Low cost, high quality
The University of Queensland has four MOOCs in the works on various aspects of working with people who have an intellectual disability. “In our courses, you will learn about best practice in the field of intellectual disability healthcare and gain knowledge to improve health outcomes for this disadvantaged group,” the MOOC creators promise.
This is brilliant, empowering families by making expert information easily available. With these courses UoQ joins other Australian universities working to provide people with expertise they need to understand difficulties their families face. The University of Tasmania has a MOOC on dementia, Swinburne U has a course on dealing with autism, and the University of Adelaide offers an online programme via EdX on dealing with addiction (CMM July 29). Last month La Trobe released an app to assist families to identify autism (CMM February 15).
There should, CMM suspects will, be many more courses like them, covering real-world health and family problems and it surely will not be long until government starts funding them. A MOOC can reach a target audience with much more information at a fraction of the cost of standard government information campaigns, or television advertisements as they are otherwise known.

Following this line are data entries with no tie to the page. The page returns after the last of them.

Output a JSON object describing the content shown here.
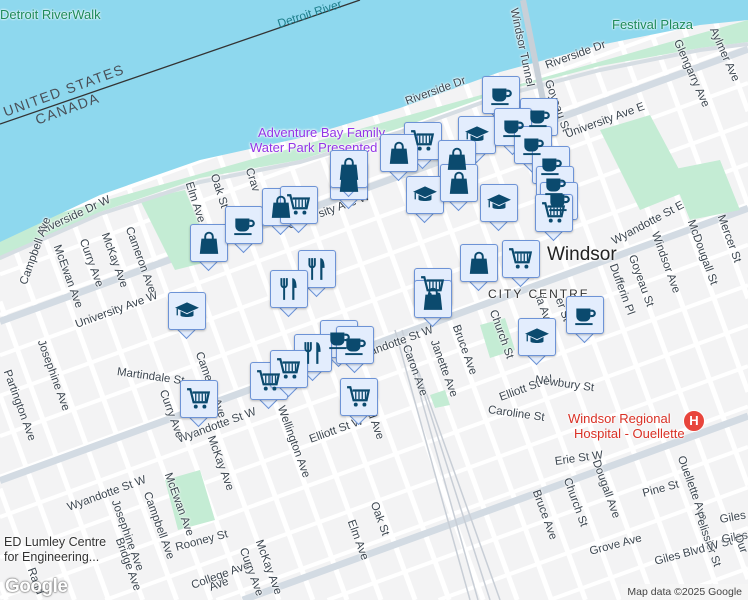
{
  "map": {
    "colors": {
      "water": "#8ed8ee",
      "land": "#f3f3f4",
      "park": "#c4ecd4",
      "marker_fill": "#e3edfd",
      "marker_border": "#6d93d6",
      "icon": "#0b4a6e",
      "hospital": "#e8453c"
    },
    "labels": [
      "Detroit RiverWalk",
      "Detroit River",
      "UNITED STATES",
      "CANADA",
      "Adventure Bay Family",
      "Water Park Presented",
      "Festival Plaza",
      "Windsor Tunnel",
      "Riverside Dr",
      "Riverside Dr",
      "Riverside Dr W",
      "Glengarry Ave",
      "Aylmer Ave",
      "Goyeau St",
      "University Ave E",
      "Oak St",
      "Elm Ave",
      "Crav",
      "University Ave W",
      "University Ave W",
      "Campbell Ave",
      "McEwan Ave",
      "Curry Ave",
      "McKay Ave",
      "Cameron Ave",
      "Windsor",
      "CITY CENTRE",
      "Wyandotte St E",
      "Mercer St",
      "McDougall St",
      "Windsor Ave",
      "Goyeau St",
      "Dufferin Pl",
      "Wyandotte St W",
      "Wyandotte St W",
      "Wyandotte St W",
      "Josephine Ave",
      "Partington Ave",
      "Martindale St",
      "Cameron Ave",
      "Curry Ave",
      "McKay Ave",
      "Wellington Ave",
      "Elliott St W",
      "d Ave",
      "Caron Ave",
      "Janette Ave",
      "Bruce Ave",
      "Church St",
      "Elliott St W",
      "Newbury St",
      "Caroline St",
      "Windsor Regional",
      "Hospital - Ouellette",
      "Erie St W",
      "Dougall Ave",
      "Church St",
      "Bruce Ave",
      "Pine St",
      "Ouellette Ave",
      "Pelissier St",
      "Giles",
      "Grove Ave",
      "Giles Blvd W St",
      "ED Lumley Centre",
      "for Engineering...",
      "Campbell Ave",
      "McEwan Ave",
      "Josephine Ave",
      "Rooney St",
      "Bridge Ave",
      "College Ave",
      "McKay Ave",
      "Curry Ave",
      "Elm Ave",
      "Oak St",
      "Rand",
      "Ave",
      "Giles",
      "Dur",
      "ia Ave",
      "er St"
    ],
    "markers": [
      "coffee",
      "coffee",
      "cart",
      "hat",
      "coffee",
      "coffee",
      "bag",
      "bag",
      "bag",
      "hat",
      "bag",
      "coffee",
      "coffee",
      "coffee",
      "hat",
      "cart",
      "bag",
      "coffee",
      "bag",
      "cart",
      "bag",
      "fork",
      "fork",
      "bag",
      "cart",
      "cart",
      "bag",
      "coffee",
      "hat",
      "hat",
      "cart",
      "cart",
      "cart",
      "coffee",
      "fork",
      "cart",
      "coffee"
    ],
    "hospital_glyph": "H",
    "logo": "Google",
    "attribution": "Map data ©2025 Google"
  }
}
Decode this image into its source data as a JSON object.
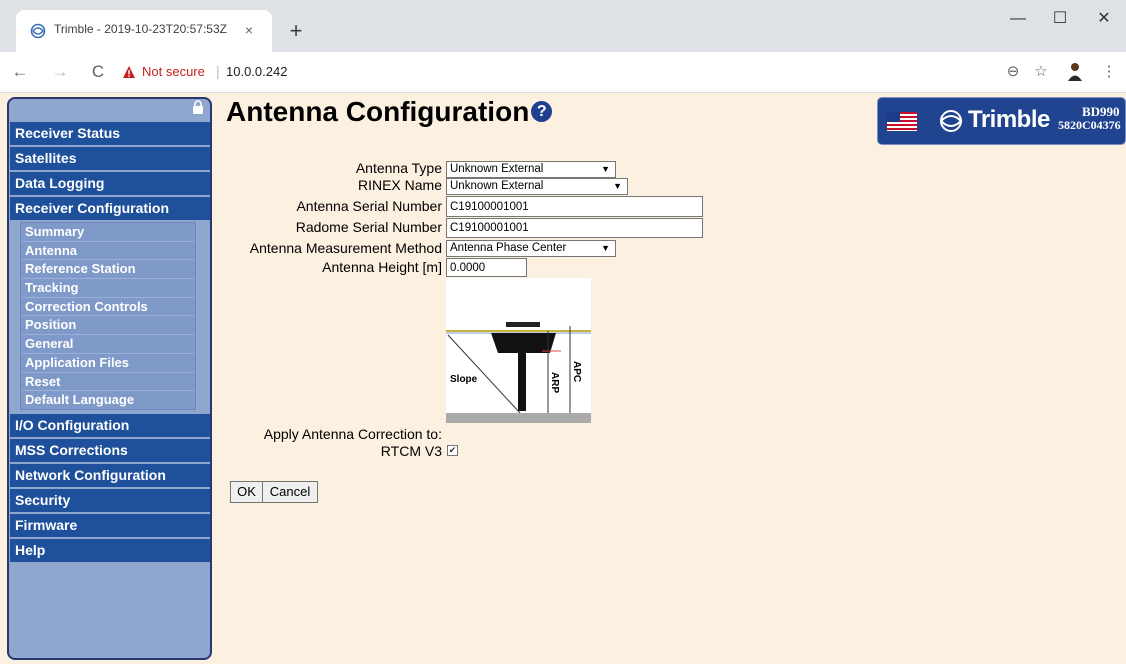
{
  "browser": {
    "tab_title": "Trimble - 2019-10-23T20:57:53Z",
    "tab_close": "×",
    "new_tab": "+",
    "not_secure": "Not secure",
    "url": "10.0.0.242",
    "window_controls": {
      "minimize": "—",
      "maximize": "☐",
      "close": "✕"
    }
  },
  "sidebar": {
    "items": [
      {
        "label": "Receiver Status"
      },
      {
        "label": "Satellites"
      },
      {
        "label": "Data Logging"
      },
      {
        "label": "Receiver Configuration"
      }
    ],
    "subitems": [
      "Summary",
      "Antenna",
      "Reference Station",
      "Tracking",
      "Correction Controls",
      "Position",
      "General",
      "Application Files",
      "Reset",
      "Default Language"
    ],
    "items_after": [
      {
        "label": "I/O Configuration"
      },
      {
        "label": "MSS Corrections"
      },
      {
        "label": "Network Configuration"
      },
      {
        "label": "Security"
      },
      {
        "label": "Firmware"
      },
      {
        "label": "Help"
      }
    ]
  },
  "page": {
    "title": "Antenna Configuration",
    "help_glyph": "?"
  },
  "logo": {
    "brand": "Trimble",
    "model": "BD990",
    "serial": "5820C04376"
  },
  "form": {
    "antenna_type_label": "Antenna Type",
    "antenna_type_value": "Unknown External",
    "rinex_name_label": "RINEX Name",
    "rinex_name_value": "Unknown External",
    "antenna_serial_label": "Antenna Serial Number",
    "antenna_serial_value": "C19100001001",
    "radome_serial_label": "Radome Serial Number",
    "radome_serial_value": "C19100001001",
    "measurement_method_label": "Antenna Measurement Method",
    "measurement_method_value": "Antenna Phase Center",
    "antenna_height_label": "Antenna Height [m]",
    "antenna_height_value": "0.0000",
    "apply_correction_label": "Apply Antenna Correction to:",
    "rtcm_label": "RTCM V3",
    "rtcm_checked": "✔",
    "ok_label": "OK",
    "cancel_label": "Cancel"
  },
  "diagram": {
    "slope_label": "Slope",
    "arp_label": "ARP",
    "apc_label": "APC"
  },
  "colors": {
    "page_bg": "#fcf1e1",
    "menu_bg": "#1f509c",
    "sidebar_bg": "#8fa6cf",
    "logo_bg": "#20448f"
  }
}
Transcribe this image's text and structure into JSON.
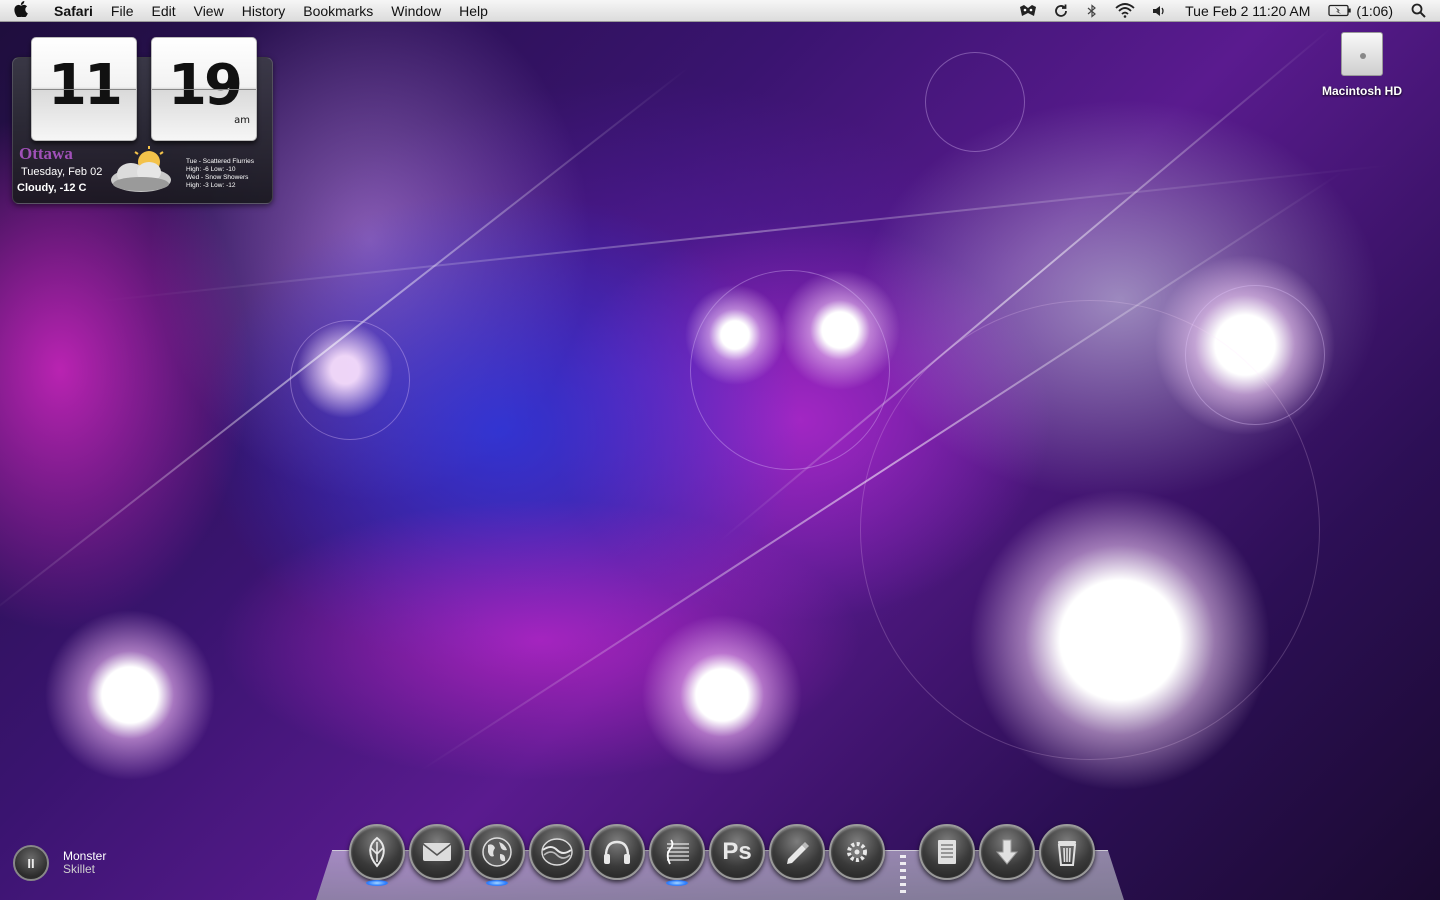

CMM is a big fan of the University of Melbourne’s branding strategy, “Collision” which asserts the university as a research leader and supports the claim with coverage of work underway. The new Policy Shop podcast series, “a place where we can think about public policy and the way it affects Australia and the world,” certainly builds the brand.
This is seriously good stuff. “Collisions” is not a set and forget strategy, the only way it will work is for the university to keep demonstrating that its researchers are across the issues that shape peoples’ lives. This means more than advertising, it requires continual new content distributed across all sorts of formats, which the Policy Shop provides.
The first in the series is a discussion on improving teacher standards between VC Glyn Davis and Professor John Hattie, from the university’s Graduate School of Education and state school secondary principals association president Judy Crowe. It is supported by a background paper written as a newspaper feature by Andrew Trounson.
The whole exercise will be expensive but in terms of building and burnishing the Uni Melbourne brand it will pay big dividends.
While the disgraceful mismanagement of VET FEE HELP student funding has diverted attention from the state of training overall the system is in strife. Apprentice and trainee starts are in serious decline, in September there were half the starts that occurred in 2010 (CMM March 4) and it is going to take much more than cleaning up student funding to fix things. It is going to take the states stepping up to a consistent approach.
As Rod Camm, from the private provider lobby, ACPET, points out, “the national skills debate of recent times has not focused on how to ensure we have the skills framework for the future. In fact, it is hard to even accept that there has been a national policy debate.”
He has a point. At present all the talk is of Canberra plots to federalise and then privatise training, which is not going to happen. This suits state governments, if only because it diverts attention from the way the still majority public system has failed to reverse years of decline.